• _RECORDS SUPPLIED_:
-*-

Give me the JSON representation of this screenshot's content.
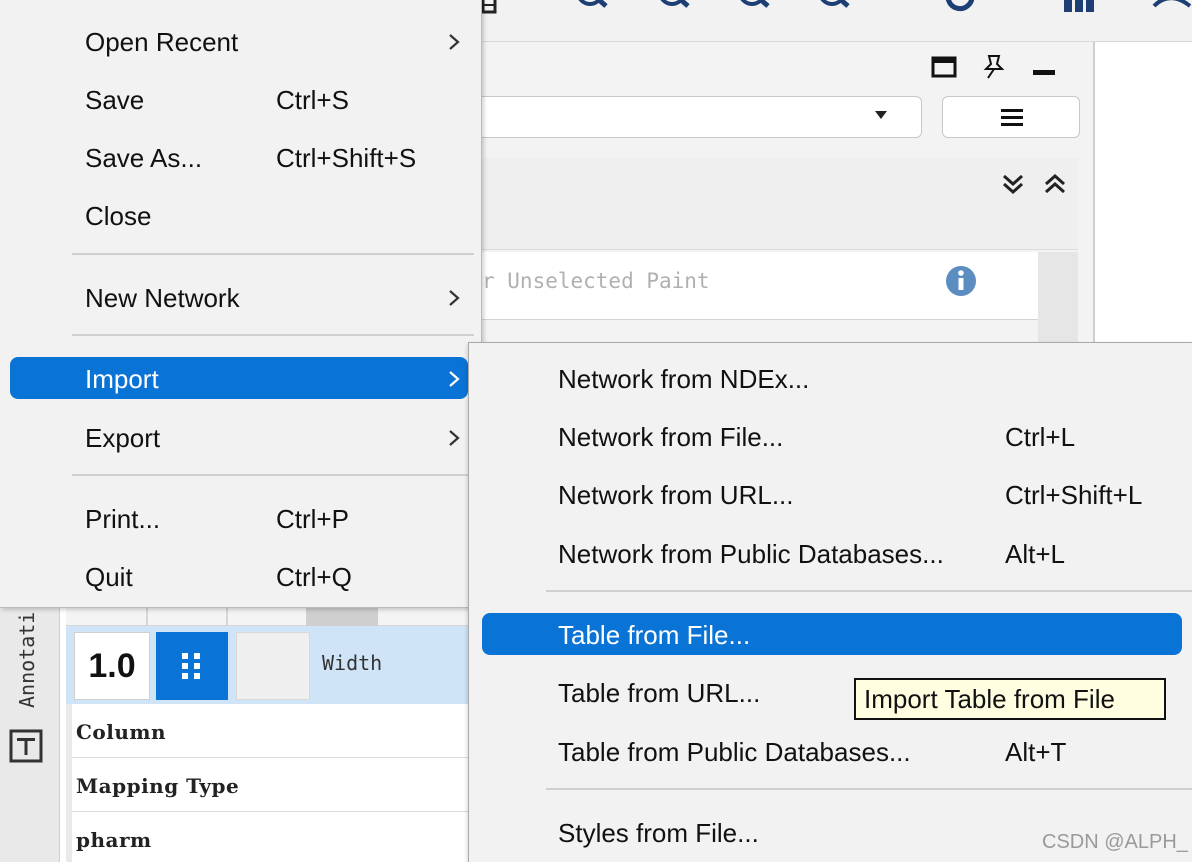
{
  "file_menu": {
    "items": [
      {
        "label": "Open Recent",
        "shortcut": "",
        "has_submenu": true
      },
      {
        "label": "Save",
        "shortcut": "Ctrl+S",
        "has_submenu": false
      },
      {
        "label": "Save As...",
        "shortcut": "Ctrl+Shift+S",
        "has_submenu": false
      },
      {
        "label": "Close",
        "shortcut": "",
        "has_submenu": false
      },
      {
        "label": "New Network",
        "shortcut": "",
        "has_submenu": true
      },
      {
        "label": "Import",
        "shortcut": "",
        "has_submenu": true,
        "highlighted": true
      },
      {
        "label": "Export",
        "shortcut": "",
        "has_submenu": true
      },
      {
        "label": "Print...",
        "shortcut": "Ctrl+P",
        "has_submenu": false
      },
      {
        "label": "Quit",
        "shortcut": "Ctrl+Q",
        "has_submenu": false
      }
    ]
  },
  "import_submenu": {
    "items": [
      {
        "label": "Network from NDEx...",
        "shortcut": ""
      },
      {
        "label": "Network from File...",
        "shortcut": "Ctrl+L"
      },
      {
        "label": "Network from URL...",
        "shortcut": "Ctrl+Shift+L"
      },
      {
        "label": "Network from Public Databases...",
        "shortcut": "Alt+L"
      },
      {
        "label": "Table from File...",
        "shortcut": "",
        "highlighted": true
      },
      {
        "label": "Table from URL...",
        "shortcut": ""
      },
      {
        "label": "Table from Public Databases...",
        "shortcut": "Alt+T"
      },
      {
        "label": "Styles from File...",
        "shortcut": ""
      }
    ]
  },
  "tooltip": {
    "text": "Import Table from File"
  },
  "background": {
    "unselected_paint_label": "r Unselected Paint",
    "annotation_tab_label": "Annotati",
    "width_property": {
      "value": "1.0",
      "label": "Width"
    },
    "property_rows": [
      "Column",
      "Mapping Type",
      "pharm"
    ]
  },
  "watermark": "CSDN @ALPH_",
  "colors": {
    "highlight": "#0a74d6",
    "menu_bg": "#f2f2f2",
    "tooltip_bg": "#fffee1"
  }
}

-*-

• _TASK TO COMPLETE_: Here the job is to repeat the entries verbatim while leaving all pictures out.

• _RESPONSE AREA_:
Give me the JSON representation of this screenshot's content.
{
  "file_menu": {
    "items": [
      {
        "label": "Open Recent",
        "shortcut": "",
        "has_submenu": true
      },
      {
        "label": "Save",
        "shortcut": "Ctrl+S",
        "has_submenu": false
      },
      {
        "label": "Save As...",
        "shortcut": "Ctrl+Shift+S",
        "has_submenu": false
      },
      {
        "label": "Close",
        "shortcut": "",
        "has_submenu": false
      },
      {
        "label": "New Network",
        "shortcut": "",
        "has_submenu": true
      },
      {
        "label": "Import",
        "shortcut": "",
        "has_submenu": true,
        "highlighted": true
      },
      {
        "label": "Export",
        "shortcut": "",
        "has_submenu": true
      },
      {
        "label": "Print...",
        "shortcut": "Ctrl+P",
        "has_submenu": false
      },
      {
        "label": "Quit",
        "shortcut": "Ctrl+Q",
        "has_submenu": false
      }
    ]
  },
  "import_submenu": {
    "items": [
      {
        "label": "Network from NDEx...",
        "shortcut": ""
      },
      {
        "label": "Network from File...",
        "shortcut": "Ctrl+L"
      },
      {
        "label": "Network from URL...",
        "shortcut": "Ctrl+Shift+L"
      },
      {
        "label": "Network from Public Databases...",
        "shortcut": "Alt+L"
      },
      {
        "label": "Table from File...",
        "shortcut": "",
        "highlighted": true
      },
      {
        "label": "Table from URL...",
        "shortcut": ""
      },
      {
        "label": "Table from Public Databases...",
        "shortcut": "Alt+T"
      },
      {
        "label": "Styles from File...",
        "shortcut": ""
      }
    ]
  },
  "tooltip": {
    "text": "Import Table from File"
  },
  "background": {
    "unselected_paint_label": "r Unselected Paint",
    "annotation_tab_label": "Annotati",
    "width_property": {
      "value": "1.0",
      "label": "Width"
    },
    "property_rows": [
      "Column",
      "Mapping Type",
      "pharm"
    ]
  },
  "watermark": "CSDN @ALPH_",
  "colors": {
    "highlight": "#0a74d6",
    "menu_bg": "#f2f2f2",
    "tooltip_bg": "#fffee1"
  }
}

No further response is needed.